Using the data below, gather each line that includes the word "JSON".

DATA PROVIDED →

___

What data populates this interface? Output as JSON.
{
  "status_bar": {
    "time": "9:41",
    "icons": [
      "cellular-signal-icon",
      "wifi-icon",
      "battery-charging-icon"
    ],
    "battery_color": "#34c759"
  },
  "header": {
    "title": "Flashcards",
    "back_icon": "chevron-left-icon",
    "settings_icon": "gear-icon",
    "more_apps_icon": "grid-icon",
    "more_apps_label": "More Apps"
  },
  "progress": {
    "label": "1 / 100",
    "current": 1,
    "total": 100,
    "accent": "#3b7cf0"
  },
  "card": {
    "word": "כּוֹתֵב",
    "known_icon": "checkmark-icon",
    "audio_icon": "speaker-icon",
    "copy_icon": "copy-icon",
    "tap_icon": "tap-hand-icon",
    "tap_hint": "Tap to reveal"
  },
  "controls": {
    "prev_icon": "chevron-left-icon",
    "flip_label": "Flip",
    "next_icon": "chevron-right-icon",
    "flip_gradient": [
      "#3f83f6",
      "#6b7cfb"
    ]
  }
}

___

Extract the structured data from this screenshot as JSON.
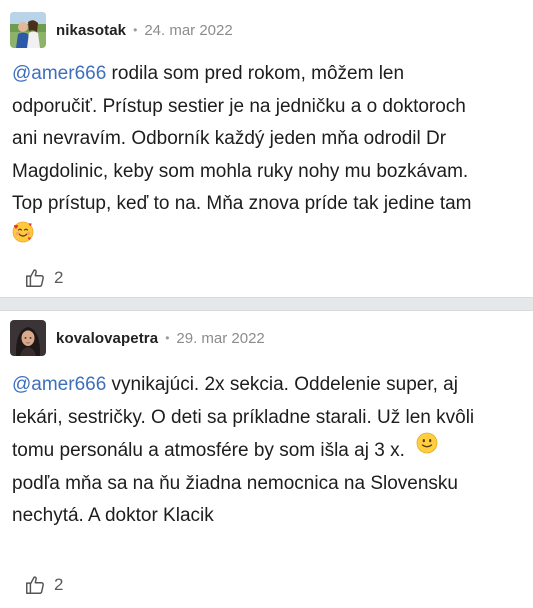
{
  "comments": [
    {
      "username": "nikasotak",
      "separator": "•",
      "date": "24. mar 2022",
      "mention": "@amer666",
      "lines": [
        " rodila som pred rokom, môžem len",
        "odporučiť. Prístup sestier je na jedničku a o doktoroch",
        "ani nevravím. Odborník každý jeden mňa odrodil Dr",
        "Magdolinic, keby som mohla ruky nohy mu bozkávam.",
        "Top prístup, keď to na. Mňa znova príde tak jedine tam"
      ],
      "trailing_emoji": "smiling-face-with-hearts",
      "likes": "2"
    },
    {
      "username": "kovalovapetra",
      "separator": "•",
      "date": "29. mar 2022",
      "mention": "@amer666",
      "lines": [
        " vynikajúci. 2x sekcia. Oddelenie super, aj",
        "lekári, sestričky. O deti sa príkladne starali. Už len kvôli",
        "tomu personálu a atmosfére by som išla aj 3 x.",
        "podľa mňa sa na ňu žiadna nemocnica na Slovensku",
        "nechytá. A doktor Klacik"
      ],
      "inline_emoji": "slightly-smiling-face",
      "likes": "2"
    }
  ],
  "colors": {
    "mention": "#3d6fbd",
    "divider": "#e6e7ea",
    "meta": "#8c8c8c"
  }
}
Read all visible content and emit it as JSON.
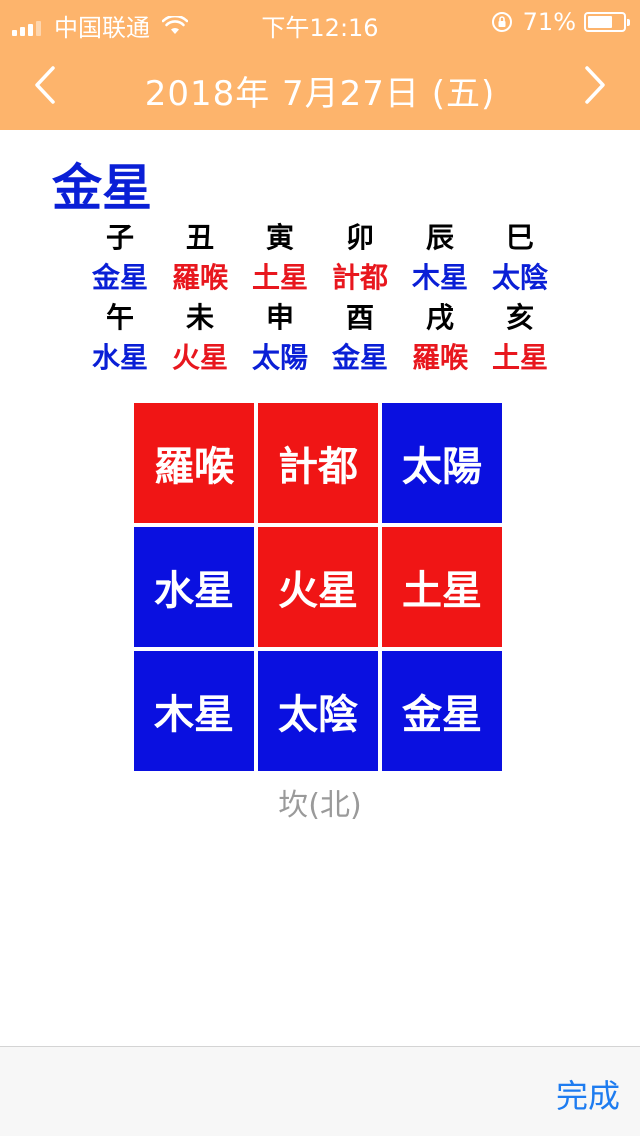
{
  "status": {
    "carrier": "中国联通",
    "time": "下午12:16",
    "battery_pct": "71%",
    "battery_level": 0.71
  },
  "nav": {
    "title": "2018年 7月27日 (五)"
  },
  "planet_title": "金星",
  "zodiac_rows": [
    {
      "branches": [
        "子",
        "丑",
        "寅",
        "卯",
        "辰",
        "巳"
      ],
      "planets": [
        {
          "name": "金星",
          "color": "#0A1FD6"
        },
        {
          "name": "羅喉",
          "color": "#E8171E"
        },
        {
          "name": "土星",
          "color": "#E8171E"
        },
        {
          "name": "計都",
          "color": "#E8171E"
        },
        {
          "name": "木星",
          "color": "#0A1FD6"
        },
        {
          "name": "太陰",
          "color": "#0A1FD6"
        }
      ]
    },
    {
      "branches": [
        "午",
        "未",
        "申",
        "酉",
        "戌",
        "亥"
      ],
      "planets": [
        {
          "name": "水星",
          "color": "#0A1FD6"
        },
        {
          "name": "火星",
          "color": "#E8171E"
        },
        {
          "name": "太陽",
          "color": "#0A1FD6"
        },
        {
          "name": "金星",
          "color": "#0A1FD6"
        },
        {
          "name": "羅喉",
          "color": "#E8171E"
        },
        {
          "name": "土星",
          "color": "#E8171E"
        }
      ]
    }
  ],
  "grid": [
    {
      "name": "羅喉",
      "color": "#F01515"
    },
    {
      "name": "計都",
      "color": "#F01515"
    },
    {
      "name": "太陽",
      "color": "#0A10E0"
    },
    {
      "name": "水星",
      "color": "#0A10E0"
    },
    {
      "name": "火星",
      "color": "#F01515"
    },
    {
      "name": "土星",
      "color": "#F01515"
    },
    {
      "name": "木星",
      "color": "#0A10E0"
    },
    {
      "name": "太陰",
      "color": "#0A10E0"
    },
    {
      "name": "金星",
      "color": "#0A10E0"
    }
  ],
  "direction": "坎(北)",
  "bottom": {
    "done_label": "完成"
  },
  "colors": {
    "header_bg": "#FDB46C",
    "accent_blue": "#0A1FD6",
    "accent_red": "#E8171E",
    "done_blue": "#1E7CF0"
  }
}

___

RESPONSE BELOW →
What data populates this interface? Output as JSON.
Extract the structured data from this screenshot as JSON.
Read all visible content and emit it as JSON.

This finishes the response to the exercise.